U.S. banks should “undermine” Occupy protesters: memo

The four-page memo outlined how the firm could analyze the source of protesters’ money, as well as their rhetoric and the backgrounds of protest leaders.

“If we can show they have the same cynical motivation as a political opponent, it will undermine their credibility in a profound way,” said the memo, according to a copy of it on the website of TV news channel MSNBC, which first reported on it.

Welcome to the “augmented revolution”

Welcome to the “augmented revolution”

We are witnessing political mobilizations across much of the globe, including the Middle East, North Africa, Asia and South America. Riots and “flash mobs” are increasingly making the news. In the United States the emergence of the Occupy movement shows that technology and our global atmosphere of dissent is the effective merging of the on- and offline worlds. We cannot only focus on one and ignore the other.

Great city forced to read swill

Great city forced to read swill
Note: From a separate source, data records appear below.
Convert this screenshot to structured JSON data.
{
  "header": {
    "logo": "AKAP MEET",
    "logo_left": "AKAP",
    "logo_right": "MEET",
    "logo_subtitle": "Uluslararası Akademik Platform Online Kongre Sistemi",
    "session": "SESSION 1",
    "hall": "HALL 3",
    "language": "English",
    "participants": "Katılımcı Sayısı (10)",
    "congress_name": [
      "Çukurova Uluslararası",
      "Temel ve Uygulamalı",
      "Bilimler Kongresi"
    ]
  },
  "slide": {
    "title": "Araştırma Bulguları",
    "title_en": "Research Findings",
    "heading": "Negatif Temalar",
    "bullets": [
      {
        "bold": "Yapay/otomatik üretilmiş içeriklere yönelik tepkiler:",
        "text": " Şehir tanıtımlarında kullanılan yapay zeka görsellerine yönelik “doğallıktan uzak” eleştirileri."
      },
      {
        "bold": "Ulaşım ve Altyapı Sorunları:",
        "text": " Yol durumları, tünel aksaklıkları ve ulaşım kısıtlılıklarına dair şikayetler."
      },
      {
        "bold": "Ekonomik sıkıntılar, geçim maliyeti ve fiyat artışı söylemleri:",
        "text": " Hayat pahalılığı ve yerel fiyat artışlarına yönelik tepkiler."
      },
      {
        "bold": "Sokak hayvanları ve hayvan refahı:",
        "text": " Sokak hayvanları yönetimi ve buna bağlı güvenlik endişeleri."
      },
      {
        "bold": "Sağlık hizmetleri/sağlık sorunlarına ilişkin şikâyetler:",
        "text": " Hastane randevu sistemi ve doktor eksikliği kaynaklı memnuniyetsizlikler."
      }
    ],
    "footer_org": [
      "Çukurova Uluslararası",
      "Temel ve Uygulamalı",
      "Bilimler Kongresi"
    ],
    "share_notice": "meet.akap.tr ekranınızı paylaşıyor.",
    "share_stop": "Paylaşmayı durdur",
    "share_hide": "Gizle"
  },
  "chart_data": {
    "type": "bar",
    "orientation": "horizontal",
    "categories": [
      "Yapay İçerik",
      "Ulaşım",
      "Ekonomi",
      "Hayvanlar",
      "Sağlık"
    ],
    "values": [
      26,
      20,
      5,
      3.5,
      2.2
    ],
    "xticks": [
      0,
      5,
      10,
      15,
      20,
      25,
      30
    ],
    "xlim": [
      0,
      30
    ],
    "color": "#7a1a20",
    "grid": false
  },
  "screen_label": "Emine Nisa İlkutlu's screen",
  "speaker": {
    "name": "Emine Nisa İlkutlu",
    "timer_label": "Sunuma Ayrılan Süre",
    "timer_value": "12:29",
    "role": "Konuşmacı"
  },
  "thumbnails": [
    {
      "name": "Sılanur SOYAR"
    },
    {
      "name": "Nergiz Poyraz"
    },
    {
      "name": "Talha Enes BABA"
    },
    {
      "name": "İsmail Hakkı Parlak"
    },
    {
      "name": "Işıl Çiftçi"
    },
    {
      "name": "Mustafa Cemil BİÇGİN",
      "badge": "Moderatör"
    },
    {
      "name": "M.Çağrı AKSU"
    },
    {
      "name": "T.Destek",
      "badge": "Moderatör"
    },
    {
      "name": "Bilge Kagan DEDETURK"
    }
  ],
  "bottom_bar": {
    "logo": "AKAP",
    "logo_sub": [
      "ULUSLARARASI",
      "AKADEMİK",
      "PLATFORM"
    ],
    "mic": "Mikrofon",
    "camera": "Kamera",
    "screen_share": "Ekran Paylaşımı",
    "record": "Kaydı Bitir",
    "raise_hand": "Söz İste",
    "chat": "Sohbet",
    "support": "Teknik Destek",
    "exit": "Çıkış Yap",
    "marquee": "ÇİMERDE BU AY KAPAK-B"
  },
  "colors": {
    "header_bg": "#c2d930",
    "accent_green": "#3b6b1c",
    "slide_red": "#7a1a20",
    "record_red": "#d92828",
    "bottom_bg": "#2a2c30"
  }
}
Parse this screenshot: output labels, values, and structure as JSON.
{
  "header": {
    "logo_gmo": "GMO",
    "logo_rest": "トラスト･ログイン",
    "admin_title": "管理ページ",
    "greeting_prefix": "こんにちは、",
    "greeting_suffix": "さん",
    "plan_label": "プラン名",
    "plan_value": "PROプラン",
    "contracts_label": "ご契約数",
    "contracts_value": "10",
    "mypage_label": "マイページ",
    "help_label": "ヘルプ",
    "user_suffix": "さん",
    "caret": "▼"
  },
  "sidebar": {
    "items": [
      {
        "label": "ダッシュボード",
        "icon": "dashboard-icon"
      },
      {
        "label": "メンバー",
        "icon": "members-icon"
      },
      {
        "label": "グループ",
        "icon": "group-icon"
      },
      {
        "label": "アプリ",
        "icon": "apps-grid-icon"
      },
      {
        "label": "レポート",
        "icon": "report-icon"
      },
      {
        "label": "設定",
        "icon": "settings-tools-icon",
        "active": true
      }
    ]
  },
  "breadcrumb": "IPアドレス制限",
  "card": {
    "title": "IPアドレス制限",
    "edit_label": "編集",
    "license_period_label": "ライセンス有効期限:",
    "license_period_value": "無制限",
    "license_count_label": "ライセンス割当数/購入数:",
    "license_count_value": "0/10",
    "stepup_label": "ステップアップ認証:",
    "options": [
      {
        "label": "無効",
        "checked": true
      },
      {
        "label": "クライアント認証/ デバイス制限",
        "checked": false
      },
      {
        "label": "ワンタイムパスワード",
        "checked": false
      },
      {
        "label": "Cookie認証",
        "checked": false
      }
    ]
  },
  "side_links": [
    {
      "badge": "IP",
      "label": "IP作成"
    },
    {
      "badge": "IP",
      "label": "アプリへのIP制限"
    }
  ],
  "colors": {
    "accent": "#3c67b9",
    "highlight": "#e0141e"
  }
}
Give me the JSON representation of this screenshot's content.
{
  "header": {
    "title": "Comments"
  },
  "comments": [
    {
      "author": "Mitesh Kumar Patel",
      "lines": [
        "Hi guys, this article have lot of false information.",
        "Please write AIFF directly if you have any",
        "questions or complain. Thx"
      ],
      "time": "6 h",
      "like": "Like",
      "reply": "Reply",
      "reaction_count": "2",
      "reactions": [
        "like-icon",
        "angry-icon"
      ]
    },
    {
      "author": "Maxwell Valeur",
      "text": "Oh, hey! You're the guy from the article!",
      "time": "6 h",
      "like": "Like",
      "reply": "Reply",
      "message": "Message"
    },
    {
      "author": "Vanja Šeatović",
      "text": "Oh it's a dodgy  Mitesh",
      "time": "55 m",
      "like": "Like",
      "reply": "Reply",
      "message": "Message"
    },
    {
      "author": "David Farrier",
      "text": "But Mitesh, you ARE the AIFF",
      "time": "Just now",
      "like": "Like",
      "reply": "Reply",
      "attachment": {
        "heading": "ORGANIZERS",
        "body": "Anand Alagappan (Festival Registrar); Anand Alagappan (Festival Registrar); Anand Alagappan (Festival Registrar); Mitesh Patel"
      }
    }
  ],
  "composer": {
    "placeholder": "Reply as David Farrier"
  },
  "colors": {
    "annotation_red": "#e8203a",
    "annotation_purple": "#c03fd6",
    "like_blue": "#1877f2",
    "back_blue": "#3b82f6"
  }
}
From New York to Nashville, from Miami to Seattle, tens of thousands of people have taken to the streets to protest America’s shocking income inequality and a broken political-financial system that is designed to ensure that the rich get richer and the rest of us get nothing. It’s the most significant progressive protest movement in years. And yet in America’s most left-wing city, pundits for the San Francisco Chronicle, the city’s daily newspaper, are coming across like the smarmy voice of the Chamber of Commerce. They’re so obsessed with the Occupy San Francisco movement’s illegal encampment, its effects on local businesses and the unruliness of some of its members that they have failed to grasp its historic significance.